Apr 5, 2021

Welcome to Season 2 of The Well Read Poem podcast. During this season, our host, classicist and poet Thomas Banks will be reading and interpreting six poems of history. This week's poem is “To Toussaint L’Ouverture” by William Wordsworth. Poem begins at timestamp 7:30.

To Toussaint L’Ouverture

by William Wordsworth

Toussaint, the most unhappy Man of Men!

Whether the whistling Rustic tend his plough

Within thy hearing, or thy head be now

Pillowed in some deep dungeon's earless den; -

O miserable Chieftain! where and when

Wilt thou find patience? Yet die not; do thou

Wear rather in thy bonds a cheerful brow:

Though fallen Thyself, never to rise again,

Live, and take comfort. Thou hast left behind

Powers that will work for thee; air, earth, and skies;

There's not a breathing of the common wind

That will forget thee; thou hast great allies;
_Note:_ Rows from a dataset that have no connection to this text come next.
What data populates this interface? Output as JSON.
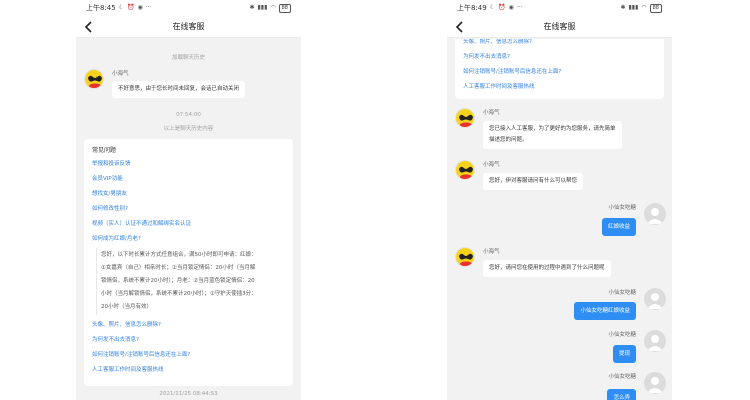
{
  "screen1": {
    "status": {
      "time": "上午8:45",
      "battery": "88"
    },
    "title": "在线客服",
    "load_history": "加载聊天历史",
    "bot_name": "小海气",
    "bot_message": "不好意思，由于您长时间未回复，会话已自动关闭",
    "time_divider": "07:54:00",
    "history_divider": "以上是聊天历史内容",
    "faq": {
      "title": "常见问题",
      "items": [
        "举报和投诉反馈",
        "会员VIP功能",
        "想找女/男朋友",
        "如何修改性别?",
        "视频（实人）认证不通过和解绑实名认证",
        "如何成为红娘/月老?"
      ],
      "answer_lines": [
        "您好，以下时长累计方式任意组合，满50小时即可申请：红娘：",
        "①女嘉宾（自己）相亲时长；②当月锁定情侣：20小时（当月解",
        "锁情侣，系统不累计20小时）；月老：②当月蓝色锁定情侣：20",
        "小时（当月解锁情侣，系统不累计20小时）；②守护天使插3分：",
        "20小时（当月有效）"
      ],
      "items_after": [
        "头像、照片、信息怎么删除?",
        "为何发不出去消息?",
        "如何注销账号/注销账号后信息还在上面?",
        "人工客服工作时间及客服热线"
      ]
    },
    "bottom_time": "2021/11/25 08:44:53"
  },
  "screen2": {
    "status": {
      "time": "上午8:49",
      "battery": "88"
    },
    "title": "在线客服",
    "faq_items": [
      "头像、照片、信息怎么删除?",
      "为何发不出去消息?",
      "如何注销账号/注销账号后信息还在上面?",
      "人工客服工作时间及客服热线"
    ],
    "messages": [
      {
        "from": "bot",
        "name": "小海气",
        "lines": [
          "您已接入人工客服，为了更好的为您服务，请先简单",
          "描述您的问题。"
        ]
      },
      {
        "from": "bot",
        "name": "小海气",
        "lines": [
          "您好，伊对客服请问有什么可以帮您"
        ]
      },
      {
        "from": "user",
        "name": "小仙女吃糖",
        "text": "红娘收益"
      },
      {
        "from": "bot",
        "name": "小海气",
        "lines": [
          "您好，请问您在使用的过程中遇到了什么问题呢"
        ]
      },
      {
        "from": "user",
        "name": "小仙女吃糖",
        "text": "小仙女吃糖红娘收益"
      },
      {
        "from": "user",
        "name": "小仙女吃糖",
        "text": "提现"
      },
      {
        "from": "user",
        "name": "小仙女吃糖",
        "text": "怎么弄"
      }
    ]
  },
  "colors": {
    "accent": "#2f8ef3",
    "link": "#2f7fe0",
    "chat_bg": "#f2f2f2",
    "avatar_yellow": "#f7d21d",
    "avatar_red": "#e8302c"
  },
  "icons": {
    "back": "chevron-left-icon",
    "bot_avatar": "yellow-heart-glasses-icon",
    "user_avatar": "default-person-icon"
  }
}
Thy friends are exultations, agonies,

And love, and Man's unconquerable mind.